Tenable has released its inaugural Global Cybersecurity Assurance Report Card, with research conducted by the CyberEdge Group. The report takes the responses of over five hundred security professionals from around the world and asks them to grade their organizations’ ability to assess cybersecurity risks and to mitigate threats that can exploit those risks. The results of the survey are pretty interesting and show a wide variety of answers around the world and across industries. Unfortunately the overall global average grade is just 76%, or an unremarkable “C.”
About the report
There are a couple of things to note about this report. First, we surveyed a broad spectrum of security professionals around the world and did not specifically target our customer base. Second, we only looked at data from industry verticals and countries where we received a statistically significant number of responses; in this way, we would not have a small number of responses for a particular area or industry making things look worse or better than they actually were. And third, all of the people we included in the survey data came from organizations with more than five hundred employees, which means that the answers are really enterprise level answers.
When you look at the data, a few interesting things emerge regardless of which country or industry you look at. Most respondents ranked their ability to secure both cloud infrastructure (IaaS, PaaS) and cloud applications (SaaS), mobile devices and web apps as weaknesses. But almost everyone ranked their ability to secure endpoints, data centers, dealing with insider threats and communicating to executives as strengths. This could be because end points and data centers have been around longer and we have more experience dealing with them, as opposed to mobile and cloud apps which are comparatively much newer aspects of the cybersecurity landscape.
Results by industry
Financial services and telecom score the highest grades
There are some interesting bits when you break things down by industry. Financial services and telecom score the highest grades, while government and education score the lowest grades. It’s not a huge surprise that financial services and telecom are at the top of the ranking, since these sectors are risking real money and in some cases large amounts of real money.
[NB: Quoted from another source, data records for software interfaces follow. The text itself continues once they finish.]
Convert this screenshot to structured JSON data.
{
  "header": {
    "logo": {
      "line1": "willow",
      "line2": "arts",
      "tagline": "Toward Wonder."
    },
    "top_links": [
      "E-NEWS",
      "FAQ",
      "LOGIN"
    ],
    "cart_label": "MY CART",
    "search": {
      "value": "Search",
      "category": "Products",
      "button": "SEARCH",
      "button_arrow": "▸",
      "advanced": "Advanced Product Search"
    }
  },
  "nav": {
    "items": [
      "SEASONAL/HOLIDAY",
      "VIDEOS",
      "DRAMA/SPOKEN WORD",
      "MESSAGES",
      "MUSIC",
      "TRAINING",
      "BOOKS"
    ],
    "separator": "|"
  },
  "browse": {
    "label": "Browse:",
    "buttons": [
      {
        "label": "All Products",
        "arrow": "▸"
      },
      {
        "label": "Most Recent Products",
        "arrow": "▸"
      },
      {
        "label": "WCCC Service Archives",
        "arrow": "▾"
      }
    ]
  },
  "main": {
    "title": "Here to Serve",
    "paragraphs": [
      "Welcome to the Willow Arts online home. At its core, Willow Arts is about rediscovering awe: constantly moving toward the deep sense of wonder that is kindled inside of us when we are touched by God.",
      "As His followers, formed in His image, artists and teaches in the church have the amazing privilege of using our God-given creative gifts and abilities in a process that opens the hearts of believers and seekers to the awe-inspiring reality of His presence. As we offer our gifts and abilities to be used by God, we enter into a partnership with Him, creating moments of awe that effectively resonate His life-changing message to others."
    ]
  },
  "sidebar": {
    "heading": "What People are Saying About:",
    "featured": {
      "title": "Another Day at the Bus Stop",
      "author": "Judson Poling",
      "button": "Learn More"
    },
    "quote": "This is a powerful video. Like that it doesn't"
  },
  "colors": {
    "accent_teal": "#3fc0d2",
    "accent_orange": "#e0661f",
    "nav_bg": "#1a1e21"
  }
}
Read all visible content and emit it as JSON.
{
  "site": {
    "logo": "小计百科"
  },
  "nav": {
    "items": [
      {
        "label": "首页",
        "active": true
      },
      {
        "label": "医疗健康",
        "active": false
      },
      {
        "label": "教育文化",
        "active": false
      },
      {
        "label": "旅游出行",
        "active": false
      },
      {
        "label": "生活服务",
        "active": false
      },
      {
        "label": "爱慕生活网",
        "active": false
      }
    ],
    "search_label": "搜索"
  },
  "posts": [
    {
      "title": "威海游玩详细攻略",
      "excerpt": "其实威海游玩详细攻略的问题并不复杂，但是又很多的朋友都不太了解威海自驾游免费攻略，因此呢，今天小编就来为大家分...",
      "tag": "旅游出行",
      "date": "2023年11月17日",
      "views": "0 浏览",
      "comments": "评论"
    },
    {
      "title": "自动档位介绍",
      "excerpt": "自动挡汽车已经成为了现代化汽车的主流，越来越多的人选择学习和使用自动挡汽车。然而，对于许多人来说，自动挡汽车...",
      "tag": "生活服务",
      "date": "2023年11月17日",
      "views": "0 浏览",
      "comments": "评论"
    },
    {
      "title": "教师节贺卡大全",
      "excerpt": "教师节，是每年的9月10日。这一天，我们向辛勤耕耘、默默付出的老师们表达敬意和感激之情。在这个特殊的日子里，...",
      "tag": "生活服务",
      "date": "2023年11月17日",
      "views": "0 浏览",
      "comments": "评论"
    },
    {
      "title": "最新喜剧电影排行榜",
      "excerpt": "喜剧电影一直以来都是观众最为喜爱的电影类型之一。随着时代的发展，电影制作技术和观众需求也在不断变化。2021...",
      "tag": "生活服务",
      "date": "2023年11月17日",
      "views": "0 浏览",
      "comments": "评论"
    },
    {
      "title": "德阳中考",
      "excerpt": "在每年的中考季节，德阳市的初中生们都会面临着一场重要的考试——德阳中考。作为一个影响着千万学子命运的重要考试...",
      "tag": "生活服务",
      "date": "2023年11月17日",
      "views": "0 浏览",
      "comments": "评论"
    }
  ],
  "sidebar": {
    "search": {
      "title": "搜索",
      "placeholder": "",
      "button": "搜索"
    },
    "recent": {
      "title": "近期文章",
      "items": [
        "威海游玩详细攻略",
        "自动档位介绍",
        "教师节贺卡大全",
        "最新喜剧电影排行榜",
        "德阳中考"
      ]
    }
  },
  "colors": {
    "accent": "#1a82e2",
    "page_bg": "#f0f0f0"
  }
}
What is surprising is seeing education and government at the bottom of the list
What is surprising is seeing education and government at the bottom of the list. Education has been a huge target for quite some time, with a rash of college online break-ins in the late ‘90s, targeting student’s personally identifiable information and research intellectual property. However, educational institutions have to deal with large transient populations, and reliance on mobile devices may help explain their low ranking. It is also surprising to see government’s low rankings in the report. (Note that government here doesn’t just apply to the US federal government; this is a global report and also includes state and regional governments from around the world.) Considering the number of attacks suffered by government agencies, we hoped that they would have a higher score.
The number-one challenge facing cybersecurity ... was the overwhelming cyber threat environment
The report also asked people to rank the challenges they face in attempting to secure their infrastructure. One very interesting result was that a lack of effective security products came in dead last on the list, meaning that people report being generally happy with the security products that are available to them. And lack of budget only scored in the middle of the list; perhaps people have been able to stretch what little budgets they have for so long that they have gotten used to it, or maybe companies are realizing the importance of spending on cybersecurity and have loosened up those budgets a little bit. But the number-one challenge facing cybersecurity as reported by the respondents was the overwhelming cyber threat environment. There is just too much happening too fast for people to keep up with.
We also asked people how optimistic they were today versus a year ago. A full 90% of respondents said they were the same or more optimistic today. Considering that the number-one challenge was an overwhelming cyber threat environment, it is good to see people keeping a positive outlook.
For more information
I encourage you to download the 2016 Global Cybersecurity Assurance Report Card report and infographic yourself to examine the data in more detail. Or you can watch an on-demand webinar about the report findings for the US and Canada, EMEA, or APAC.
We will be posting more detailed blogs exploring the results in specific industries and technologies.
And keep an eye out next year as we do this research again; you will have the ability to start looking at year-over-year trends within your own industry.